Working out of the dining room of their Lincoln Park row house, surrounded by UPS packages and recycled plywood, Lisa and Ron Elkins are the very image of idealistic young architects determined to leave their aesthetic mark on the world—without the carbon footprint. After working for architecture firms in San Francisco, London, and Chicago, they just launched 2 Point Perspective (2120 N. Bissell St., 773-529-7541;, a LEED-accredited architecture and furniture design firm.

While their fledgling company’s achievements have so far been limited to designing a vegan restaurant (The Balanced Kitchen) on the North Side and two multilevel condo remodels in Ravenswood and the West Loop, their distinct minimalist style, warmed up by deft use of renewable wood and natural stone, is evidence of great things to come. In addition to building with strictly sustainable materials and working only with eco-minded vendors, the Elkinses regularly buy carbon credits to offset business operations (and personal ones, like flying).

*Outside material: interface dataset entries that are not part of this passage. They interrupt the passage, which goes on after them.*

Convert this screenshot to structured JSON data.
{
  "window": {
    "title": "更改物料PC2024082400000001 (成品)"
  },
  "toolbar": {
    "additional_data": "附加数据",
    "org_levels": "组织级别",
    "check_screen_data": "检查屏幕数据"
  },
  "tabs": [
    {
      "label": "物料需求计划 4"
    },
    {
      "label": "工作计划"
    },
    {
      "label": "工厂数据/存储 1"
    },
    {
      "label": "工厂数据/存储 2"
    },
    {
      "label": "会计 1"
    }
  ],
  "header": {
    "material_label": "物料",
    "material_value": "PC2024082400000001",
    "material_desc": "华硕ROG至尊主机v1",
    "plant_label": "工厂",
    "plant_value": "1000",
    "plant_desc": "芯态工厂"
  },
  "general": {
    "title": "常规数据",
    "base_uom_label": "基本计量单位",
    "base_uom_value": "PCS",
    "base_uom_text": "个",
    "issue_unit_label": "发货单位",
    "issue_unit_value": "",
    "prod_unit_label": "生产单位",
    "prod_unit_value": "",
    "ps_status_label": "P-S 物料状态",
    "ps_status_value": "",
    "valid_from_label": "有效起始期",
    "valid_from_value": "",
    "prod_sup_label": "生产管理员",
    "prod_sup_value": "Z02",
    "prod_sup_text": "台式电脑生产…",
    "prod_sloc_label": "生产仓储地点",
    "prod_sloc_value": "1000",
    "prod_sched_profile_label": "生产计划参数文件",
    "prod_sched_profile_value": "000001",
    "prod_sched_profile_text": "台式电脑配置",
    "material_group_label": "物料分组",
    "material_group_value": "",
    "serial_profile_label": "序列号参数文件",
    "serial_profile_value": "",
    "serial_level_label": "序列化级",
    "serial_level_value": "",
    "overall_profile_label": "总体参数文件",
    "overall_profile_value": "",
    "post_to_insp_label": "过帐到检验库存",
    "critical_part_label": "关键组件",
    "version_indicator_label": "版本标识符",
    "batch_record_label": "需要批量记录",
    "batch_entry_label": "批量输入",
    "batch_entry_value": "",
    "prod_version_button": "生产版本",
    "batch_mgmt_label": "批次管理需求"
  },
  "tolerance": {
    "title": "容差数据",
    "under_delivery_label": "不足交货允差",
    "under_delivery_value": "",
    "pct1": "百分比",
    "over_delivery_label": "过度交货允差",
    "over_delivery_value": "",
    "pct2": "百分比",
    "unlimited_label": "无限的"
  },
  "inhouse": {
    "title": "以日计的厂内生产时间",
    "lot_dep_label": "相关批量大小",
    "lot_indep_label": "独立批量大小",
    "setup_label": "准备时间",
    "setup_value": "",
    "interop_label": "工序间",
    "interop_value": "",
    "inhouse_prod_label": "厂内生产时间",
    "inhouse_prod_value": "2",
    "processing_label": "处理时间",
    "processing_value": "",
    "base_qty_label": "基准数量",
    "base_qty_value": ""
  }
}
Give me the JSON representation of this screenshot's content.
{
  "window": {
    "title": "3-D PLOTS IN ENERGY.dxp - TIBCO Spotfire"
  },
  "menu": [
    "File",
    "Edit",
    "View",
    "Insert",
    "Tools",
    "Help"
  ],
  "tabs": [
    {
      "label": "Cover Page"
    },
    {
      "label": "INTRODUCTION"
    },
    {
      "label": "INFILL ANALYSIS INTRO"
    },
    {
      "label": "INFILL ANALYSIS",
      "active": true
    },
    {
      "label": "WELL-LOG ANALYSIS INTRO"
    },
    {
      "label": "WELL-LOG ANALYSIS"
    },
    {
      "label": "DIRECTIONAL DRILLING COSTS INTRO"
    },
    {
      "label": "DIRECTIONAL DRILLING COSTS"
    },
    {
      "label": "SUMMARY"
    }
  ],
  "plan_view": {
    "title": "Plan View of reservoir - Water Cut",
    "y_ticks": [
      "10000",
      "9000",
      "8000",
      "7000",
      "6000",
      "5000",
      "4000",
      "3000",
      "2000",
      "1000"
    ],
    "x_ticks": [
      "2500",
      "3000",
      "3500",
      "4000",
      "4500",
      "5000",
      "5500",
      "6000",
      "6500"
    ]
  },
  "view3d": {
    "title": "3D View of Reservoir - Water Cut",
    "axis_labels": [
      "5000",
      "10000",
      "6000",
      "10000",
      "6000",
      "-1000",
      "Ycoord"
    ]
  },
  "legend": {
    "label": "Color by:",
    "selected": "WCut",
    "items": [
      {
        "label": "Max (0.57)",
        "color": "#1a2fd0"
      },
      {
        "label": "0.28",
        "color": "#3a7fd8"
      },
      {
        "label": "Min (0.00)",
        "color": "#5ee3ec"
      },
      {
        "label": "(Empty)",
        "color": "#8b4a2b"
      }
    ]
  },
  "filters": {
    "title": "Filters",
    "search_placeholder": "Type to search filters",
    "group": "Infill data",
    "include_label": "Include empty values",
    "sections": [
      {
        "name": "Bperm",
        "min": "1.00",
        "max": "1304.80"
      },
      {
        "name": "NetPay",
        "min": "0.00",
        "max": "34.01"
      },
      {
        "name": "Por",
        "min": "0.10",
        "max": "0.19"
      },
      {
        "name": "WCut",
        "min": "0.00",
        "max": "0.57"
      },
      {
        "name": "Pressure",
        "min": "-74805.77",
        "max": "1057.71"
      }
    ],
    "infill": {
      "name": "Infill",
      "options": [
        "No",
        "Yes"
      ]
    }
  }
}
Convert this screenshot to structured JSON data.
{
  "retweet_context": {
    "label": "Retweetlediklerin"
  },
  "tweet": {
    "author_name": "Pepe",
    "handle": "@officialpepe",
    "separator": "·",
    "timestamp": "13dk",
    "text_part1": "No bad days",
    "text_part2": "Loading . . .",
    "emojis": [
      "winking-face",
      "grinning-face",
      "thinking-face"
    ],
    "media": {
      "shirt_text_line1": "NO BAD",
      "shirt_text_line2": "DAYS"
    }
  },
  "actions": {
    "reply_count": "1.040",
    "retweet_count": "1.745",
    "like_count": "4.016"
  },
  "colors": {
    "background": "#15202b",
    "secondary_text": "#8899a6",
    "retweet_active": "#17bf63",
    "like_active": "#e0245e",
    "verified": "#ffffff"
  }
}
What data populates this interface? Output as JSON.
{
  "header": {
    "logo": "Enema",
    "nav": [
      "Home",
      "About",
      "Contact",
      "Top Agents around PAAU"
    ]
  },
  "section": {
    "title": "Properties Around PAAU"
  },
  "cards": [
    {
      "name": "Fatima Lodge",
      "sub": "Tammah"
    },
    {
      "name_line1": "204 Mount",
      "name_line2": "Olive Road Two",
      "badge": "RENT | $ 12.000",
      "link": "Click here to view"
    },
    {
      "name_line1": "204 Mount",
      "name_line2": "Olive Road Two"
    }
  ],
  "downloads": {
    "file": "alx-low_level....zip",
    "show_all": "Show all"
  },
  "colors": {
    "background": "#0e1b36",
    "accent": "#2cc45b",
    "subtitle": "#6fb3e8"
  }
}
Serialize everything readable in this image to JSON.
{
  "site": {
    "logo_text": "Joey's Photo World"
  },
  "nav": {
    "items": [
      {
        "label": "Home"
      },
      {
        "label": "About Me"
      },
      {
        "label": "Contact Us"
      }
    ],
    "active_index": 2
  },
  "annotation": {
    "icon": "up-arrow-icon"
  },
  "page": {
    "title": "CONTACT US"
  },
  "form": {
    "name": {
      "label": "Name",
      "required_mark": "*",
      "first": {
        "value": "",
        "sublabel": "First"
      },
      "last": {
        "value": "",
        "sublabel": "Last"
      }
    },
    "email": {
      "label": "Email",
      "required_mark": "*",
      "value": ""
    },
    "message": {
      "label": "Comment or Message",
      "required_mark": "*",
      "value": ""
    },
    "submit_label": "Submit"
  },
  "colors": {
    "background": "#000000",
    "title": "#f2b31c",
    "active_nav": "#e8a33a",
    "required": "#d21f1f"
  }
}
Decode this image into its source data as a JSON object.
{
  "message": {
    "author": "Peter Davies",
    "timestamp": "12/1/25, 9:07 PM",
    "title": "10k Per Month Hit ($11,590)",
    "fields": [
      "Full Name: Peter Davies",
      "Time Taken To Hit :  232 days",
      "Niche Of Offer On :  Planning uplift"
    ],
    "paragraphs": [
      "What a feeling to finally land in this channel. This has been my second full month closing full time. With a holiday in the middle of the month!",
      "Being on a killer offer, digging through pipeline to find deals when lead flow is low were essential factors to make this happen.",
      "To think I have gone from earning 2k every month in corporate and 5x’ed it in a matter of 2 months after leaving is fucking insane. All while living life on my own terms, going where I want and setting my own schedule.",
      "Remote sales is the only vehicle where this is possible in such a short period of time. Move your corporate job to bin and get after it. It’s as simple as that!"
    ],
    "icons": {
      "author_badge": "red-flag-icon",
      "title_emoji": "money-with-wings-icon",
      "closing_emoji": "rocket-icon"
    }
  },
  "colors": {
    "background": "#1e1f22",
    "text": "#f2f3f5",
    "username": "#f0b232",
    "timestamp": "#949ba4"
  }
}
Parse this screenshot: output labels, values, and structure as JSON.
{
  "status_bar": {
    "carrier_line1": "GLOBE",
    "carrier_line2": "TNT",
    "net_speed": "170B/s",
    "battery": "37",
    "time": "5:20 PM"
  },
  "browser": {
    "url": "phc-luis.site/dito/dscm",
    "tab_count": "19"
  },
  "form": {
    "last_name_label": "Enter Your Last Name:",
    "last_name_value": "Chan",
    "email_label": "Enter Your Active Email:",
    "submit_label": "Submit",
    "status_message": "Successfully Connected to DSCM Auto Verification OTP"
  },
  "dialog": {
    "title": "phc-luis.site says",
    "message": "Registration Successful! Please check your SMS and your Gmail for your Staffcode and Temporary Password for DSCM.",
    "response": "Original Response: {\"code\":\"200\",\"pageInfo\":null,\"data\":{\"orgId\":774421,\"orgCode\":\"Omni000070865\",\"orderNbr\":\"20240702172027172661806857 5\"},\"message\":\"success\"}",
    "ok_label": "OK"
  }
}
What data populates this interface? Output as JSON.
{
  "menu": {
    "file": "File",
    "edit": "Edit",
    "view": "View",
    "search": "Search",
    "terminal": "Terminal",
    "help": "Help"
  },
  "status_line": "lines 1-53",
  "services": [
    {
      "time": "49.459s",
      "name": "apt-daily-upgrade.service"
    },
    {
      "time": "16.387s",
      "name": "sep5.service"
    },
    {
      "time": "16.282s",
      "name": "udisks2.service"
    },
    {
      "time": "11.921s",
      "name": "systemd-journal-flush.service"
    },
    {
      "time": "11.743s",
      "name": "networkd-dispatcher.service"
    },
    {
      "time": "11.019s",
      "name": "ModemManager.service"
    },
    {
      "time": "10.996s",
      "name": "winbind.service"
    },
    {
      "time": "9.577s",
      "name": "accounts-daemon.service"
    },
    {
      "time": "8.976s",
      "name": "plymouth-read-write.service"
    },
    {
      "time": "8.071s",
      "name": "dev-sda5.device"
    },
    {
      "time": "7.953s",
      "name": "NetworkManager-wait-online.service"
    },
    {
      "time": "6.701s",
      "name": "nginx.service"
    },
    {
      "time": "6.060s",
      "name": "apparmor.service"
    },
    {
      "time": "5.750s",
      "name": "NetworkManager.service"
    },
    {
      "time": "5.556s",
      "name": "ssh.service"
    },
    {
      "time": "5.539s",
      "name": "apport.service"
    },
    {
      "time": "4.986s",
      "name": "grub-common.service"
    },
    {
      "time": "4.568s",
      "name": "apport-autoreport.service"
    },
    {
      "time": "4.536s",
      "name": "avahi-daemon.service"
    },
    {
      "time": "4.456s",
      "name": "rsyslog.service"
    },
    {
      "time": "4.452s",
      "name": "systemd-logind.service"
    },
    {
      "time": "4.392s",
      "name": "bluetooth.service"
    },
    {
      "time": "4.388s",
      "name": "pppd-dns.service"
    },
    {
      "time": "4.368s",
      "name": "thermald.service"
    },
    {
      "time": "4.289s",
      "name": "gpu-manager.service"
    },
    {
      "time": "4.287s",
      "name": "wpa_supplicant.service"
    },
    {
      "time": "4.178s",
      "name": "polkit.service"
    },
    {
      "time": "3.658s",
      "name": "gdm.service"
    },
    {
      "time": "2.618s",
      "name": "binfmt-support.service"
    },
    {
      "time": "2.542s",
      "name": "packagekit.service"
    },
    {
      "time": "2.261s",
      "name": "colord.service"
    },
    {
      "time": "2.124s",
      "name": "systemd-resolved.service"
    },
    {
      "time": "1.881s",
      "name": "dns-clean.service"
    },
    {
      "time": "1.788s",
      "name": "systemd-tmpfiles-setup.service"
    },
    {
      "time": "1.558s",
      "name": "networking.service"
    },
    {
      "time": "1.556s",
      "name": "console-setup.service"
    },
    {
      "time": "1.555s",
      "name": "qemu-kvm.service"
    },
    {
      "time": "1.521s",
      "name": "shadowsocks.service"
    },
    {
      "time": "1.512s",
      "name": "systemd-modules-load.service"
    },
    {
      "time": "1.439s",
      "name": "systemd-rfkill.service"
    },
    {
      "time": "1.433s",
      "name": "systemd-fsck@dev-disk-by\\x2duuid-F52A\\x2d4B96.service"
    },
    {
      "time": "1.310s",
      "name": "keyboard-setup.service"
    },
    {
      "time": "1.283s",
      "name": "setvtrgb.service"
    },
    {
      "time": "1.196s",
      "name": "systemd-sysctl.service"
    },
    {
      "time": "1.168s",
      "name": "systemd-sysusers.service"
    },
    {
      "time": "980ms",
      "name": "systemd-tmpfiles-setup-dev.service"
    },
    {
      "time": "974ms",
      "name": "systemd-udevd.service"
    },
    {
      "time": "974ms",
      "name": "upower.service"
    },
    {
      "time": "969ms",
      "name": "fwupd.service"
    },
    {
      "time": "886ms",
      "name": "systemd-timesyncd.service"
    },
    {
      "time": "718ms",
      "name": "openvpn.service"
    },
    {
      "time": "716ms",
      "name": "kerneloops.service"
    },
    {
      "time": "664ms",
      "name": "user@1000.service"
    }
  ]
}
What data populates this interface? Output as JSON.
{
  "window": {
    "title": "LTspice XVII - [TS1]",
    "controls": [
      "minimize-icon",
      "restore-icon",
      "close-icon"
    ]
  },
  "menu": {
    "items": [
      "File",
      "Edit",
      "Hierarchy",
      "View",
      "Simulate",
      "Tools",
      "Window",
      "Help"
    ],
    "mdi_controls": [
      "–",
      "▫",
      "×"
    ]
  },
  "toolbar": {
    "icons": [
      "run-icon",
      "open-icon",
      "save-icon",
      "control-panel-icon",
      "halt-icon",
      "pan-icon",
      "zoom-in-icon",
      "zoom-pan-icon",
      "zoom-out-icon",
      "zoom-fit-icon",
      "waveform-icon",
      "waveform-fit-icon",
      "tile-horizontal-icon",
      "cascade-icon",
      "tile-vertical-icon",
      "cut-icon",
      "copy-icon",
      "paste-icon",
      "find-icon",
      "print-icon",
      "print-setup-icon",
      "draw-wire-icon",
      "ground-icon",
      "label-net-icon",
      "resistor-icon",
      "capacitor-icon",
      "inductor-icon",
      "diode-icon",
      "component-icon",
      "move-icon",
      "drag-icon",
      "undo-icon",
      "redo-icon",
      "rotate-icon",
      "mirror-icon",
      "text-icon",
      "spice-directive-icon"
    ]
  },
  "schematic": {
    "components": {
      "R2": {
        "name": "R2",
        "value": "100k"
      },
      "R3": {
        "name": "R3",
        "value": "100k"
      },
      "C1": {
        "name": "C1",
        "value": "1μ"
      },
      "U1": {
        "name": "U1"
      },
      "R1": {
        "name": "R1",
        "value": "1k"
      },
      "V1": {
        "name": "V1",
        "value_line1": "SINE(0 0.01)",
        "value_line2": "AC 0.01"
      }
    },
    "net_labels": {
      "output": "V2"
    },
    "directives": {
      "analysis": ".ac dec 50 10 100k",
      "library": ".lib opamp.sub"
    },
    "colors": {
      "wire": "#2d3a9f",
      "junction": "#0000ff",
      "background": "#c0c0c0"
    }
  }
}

It doesn’t get more modular than 2 Point’s AdapTables, eight bamboo nesting tables that allow for endless configurations. Bonus points: They’re green.

“It’s easy to make something out of bamboo, which is cool right now anyway, but you have to take it to the next level to make the world a better place,” says Lisa, who, along with her husband, also designs and builds furniture. One of her designs, a two-tiered bamboo, steel, and glass coffee table with a pivoting function that allows it to fan out, stands in their living room; a rectangular bamboo modular shelving-and-desk system that, unassembled, resembles a bunch of nesting tables, was recently picked up by Healthy Green Goods in Evanston.



What they dig: Modern ceiling fans • Houseplants to improve air quality • Going “beyond bamboo” by finding products that use eco-manufacturing as well as eco-materials • Green roofs What they don’t: Careless use of “exotic” materials • Disposable furniture … disposable anything for that matter • Heated garages


Photograph: katrina wittkamp